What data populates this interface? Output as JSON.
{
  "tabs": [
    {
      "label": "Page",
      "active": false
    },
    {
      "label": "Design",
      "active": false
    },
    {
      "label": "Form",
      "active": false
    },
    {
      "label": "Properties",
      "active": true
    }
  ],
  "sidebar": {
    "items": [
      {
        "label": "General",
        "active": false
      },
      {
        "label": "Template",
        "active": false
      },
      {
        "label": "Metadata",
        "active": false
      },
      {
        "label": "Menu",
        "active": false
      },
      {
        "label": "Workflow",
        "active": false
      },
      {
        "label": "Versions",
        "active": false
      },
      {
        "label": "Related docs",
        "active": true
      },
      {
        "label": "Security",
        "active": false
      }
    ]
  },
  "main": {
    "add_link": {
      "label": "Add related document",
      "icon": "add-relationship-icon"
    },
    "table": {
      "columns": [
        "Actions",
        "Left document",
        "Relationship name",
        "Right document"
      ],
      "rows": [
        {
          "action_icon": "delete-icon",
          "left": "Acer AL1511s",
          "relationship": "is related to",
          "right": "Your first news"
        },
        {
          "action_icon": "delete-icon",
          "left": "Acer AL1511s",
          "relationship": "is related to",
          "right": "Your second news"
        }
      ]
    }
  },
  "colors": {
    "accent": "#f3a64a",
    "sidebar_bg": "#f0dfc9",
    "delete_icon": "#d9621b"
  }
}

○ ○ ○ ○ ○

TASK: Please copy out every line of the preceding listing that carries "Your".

SOLUTION FOR THIS PROBLEM:
          "right": "Your first news"
          "right": "Your second news"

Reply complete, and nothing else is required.